- The circular layers of matrix material and osteocytes, along with the haversian canal, forms a unit called a HAVERSIAN SYSTEM. Compact bone tissue is formed in this way
- The haversian canals are interconnected by passages called VOLKMANN'S CANALS. All of these canals contain blood vessels and nerve fibers
There are two types of bone based on the way the bones form
1. Intramembranous bones = broad, flat bones of the skull. These bones form from membrane-like sheets of connective tissue
2. Endochondral bones = all other bones.
1. SYNARTHROTIC - immoveable joint, such as bones in the skull, these junctions are called SUTURES. - Fibrous Joints
2. AMPHIARTHROTIC - slightly moveable joint, vertebrae - Cartilaginous Joints
3. DIARTHROTIC - freely moveable joint, such as shoulders, hips, knees, elbows, wrists, fingers
--these joints are enclosed within a fibrous capsule which contains a lubricating fluid called SYNOVIAL fluid. These are called SYNOVIAL JOINTS.
Ball & Socket
1. Frontal - anterior portion above eyes
2. Parietal - one on each side of the skull, just behind frontal bone
3. Occipital - forms the back of the skull and base of the cranium
4. Temporal - forms parts of the sides and base of cranium
5. Sphenoid - wedged between several other bones in anterior portion of the cranium
6. Maxilla - forms upper jaws
7. Mandible - lower jaws, only moveable bone of the skull
Sutures - connection points between skull bones
1. Coronal - between frontal and parietal bones
2. Lambdoidal - between occipital and parietal bones
3. Squamosal - between temporal and parietal bones
4. Sagittal - between parietal bones
Fontanels - "soft spots"
of an infant's skull, these form sutures as you age
- anterior fontanel, posterior fontanel, sphenoid fontanel, mastoid fontanel
Foramen Magnum - Large opening through the underside of the skull, spinal cord enters skull
Ribs - Thoracic Cage, 12 pairs
- True Ribs - first seven pairs, attach directly to STERNUM by costal cartilage
- False Ribs - last five pairs (Vertebralchondral)
- Floating ribs - last two pairs (Vertebral)
Pectoral Girdle: Shoulder. Two clavicles (collar bones) and two scapula (shoulder blade)
Arms: Upper arm - humerus. Lower

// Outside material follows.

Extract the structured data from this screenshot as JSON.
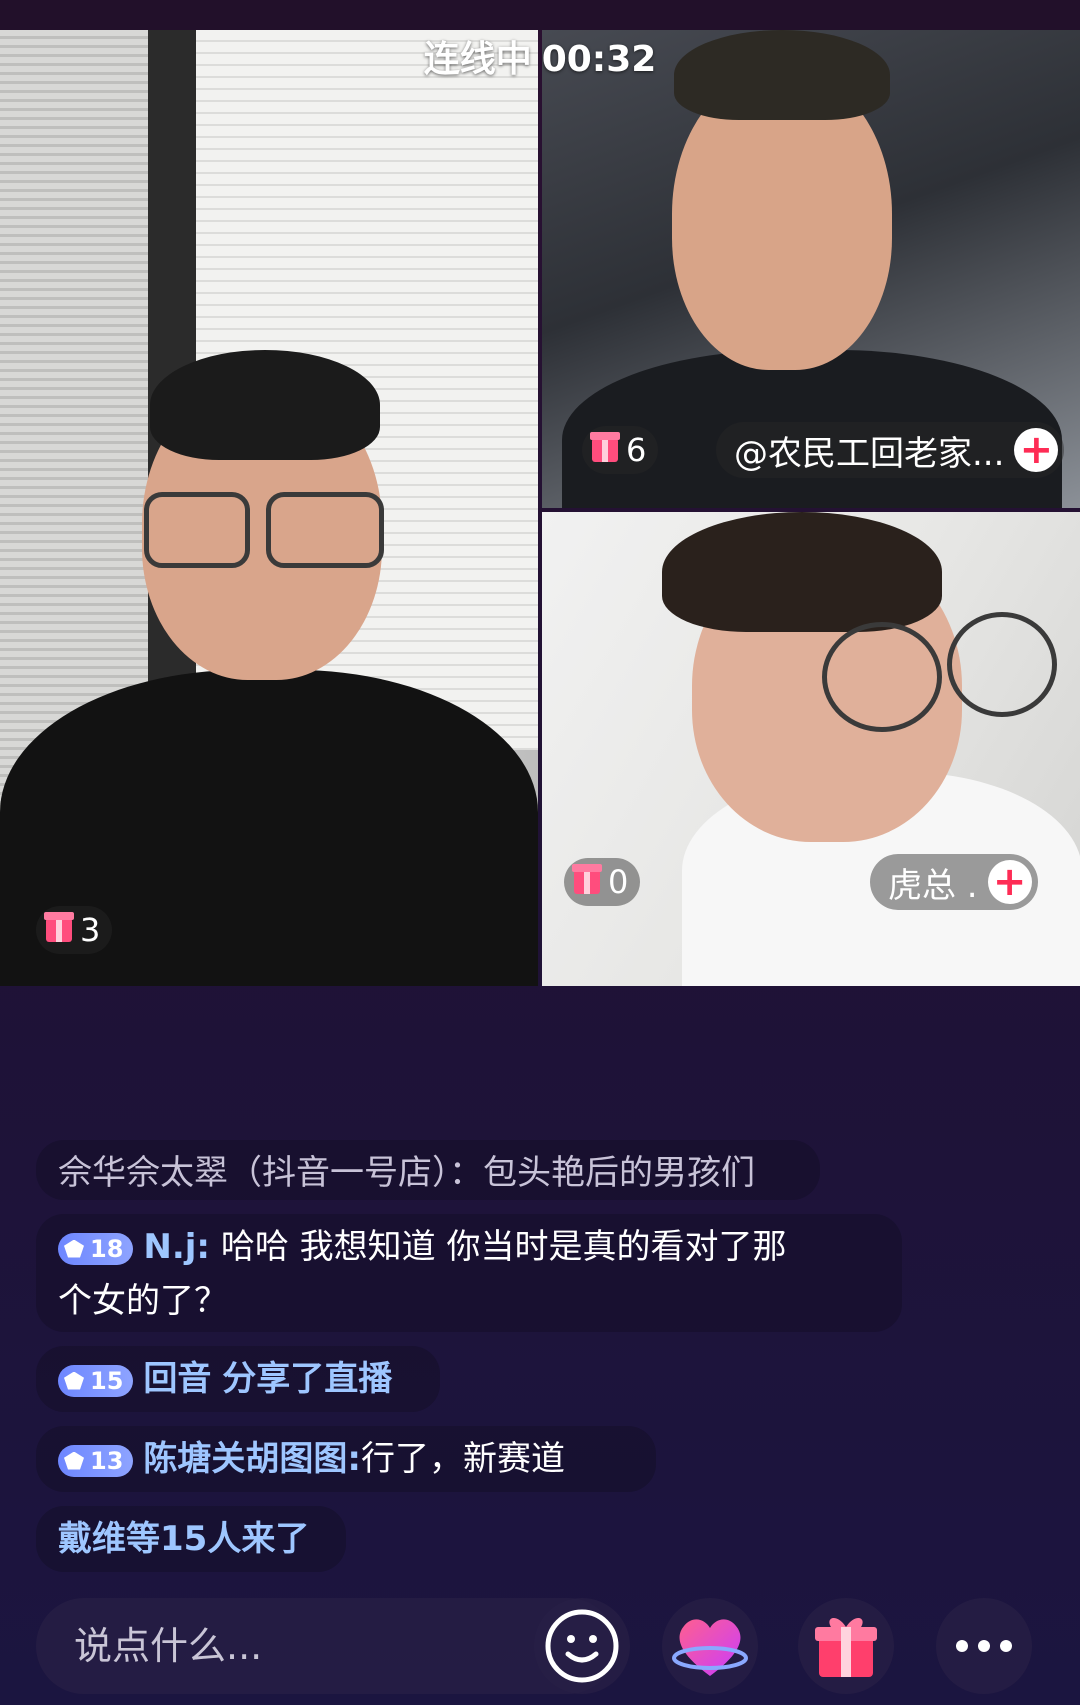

arm - radius and ulna.
Wrist - 8 small bones called carpals
Fingers - Metacarpals, Phalanges
Pelvic Girdle: Hips. Two large bones called COXAL BONES
Legs: Upper leg (thigh) - FEMUR.
Lower leg - tibia & fibula.
Ankle and Upper foot - 7 bones called TARSALS,
Largest is the heel bone called the CALCANEOUS
Toes - Metatarsals, Phalanges